[Start of Attachment]
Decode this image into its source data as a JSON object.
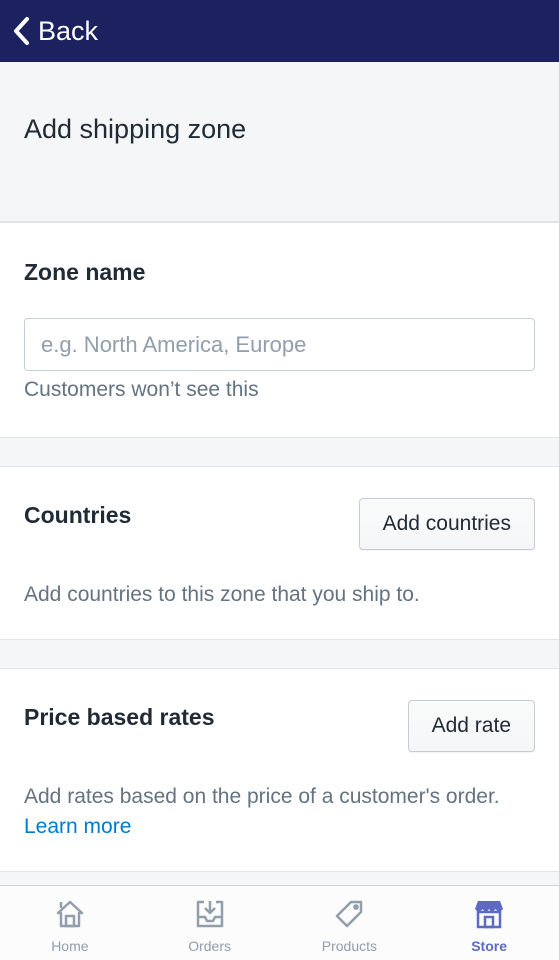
{
  "nav": {
    "back_label": "Back"
  },
  "header": {
    "title": "Add shipping zone"
  },
  "zone_name": {
    "title": "Zone name",
    "placeholder": "e.g. North America, Europe",
    "value": "",
    "help": "Customers won’t see this"
  },
  "countries": {
    "title": "Countries",
    "button_label": "Add countries",
    "description": "Add countries to this zone that you ship to."
  },
  "price_rates": {
    "title": "Price based rates",
    "button_label": "Add rate",
    "description": "Add rates based on the price of a customer's order.",
    "link_label": "Learn more"
  },
  "tabbar": {
    "items": [
      {
        "label": "Home",
        "icon": "home-icon",
        "active": false
      },
      {
        "label": "Orders",
        "icon": "orders-icon",
        "active": false
      },
      {
        "label": "Products",
        "icon": "tag-icon",
        "active": false
      },
      {
        "label": "Store",
        "icon": "store-icon",
        "active": true
      }
    ],
    "active_color": "#5c6ac4",
    "inactive_color": "#919eab"
  },
  "colors": {
    "topbar": "#1c2260",
    "link": "#007ace"
  }
}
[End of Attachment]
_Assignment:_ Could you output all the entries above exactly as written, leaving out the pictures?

_Solution:_
Decode this image into its source data as a JSON object.
{
  "nav": {
    "back_label": "Back"
  },
  "header": {
    "title": "Add shipping zone"
  },
  "zone_name": {
    "title": "Zone name",
    "placeholder": "e.g. North America, Europe",
    "value": "",
    "help": "Customers won’t see this"
  },
  "countries": {
    "title": "Countries",
    "button_label": "Add countries",
    "description": "Add countries to this zone that you ship to."
  },
  "price_rates": {
    "title": "Price based rates",
    "button_label": "Add rate",
    "description": "Add rates based on the price of a customer's order.",
    "link_label": "Learn more"
  },
  "tabbar": {
    "items": [
      {
        "label": "Home",
        "icon": "home-icon",
        "active": false
      },
      {
        "label": "Orders",
        "icon": "orders-icon",
        "active": false
      },
      {
        "label": "Products",
        "icon": "tag-icon",
        "active": false
      },
      {
        "label": "Store",
        "icon": "store-icon",
        "active": true
      }
    ],
    "active_color": "#5c6ac4",
    "inactive_color": "#919eab"
  },
  "colors": {
    "topbar": "#1c2260",
    "link": "#007ace"
  }
}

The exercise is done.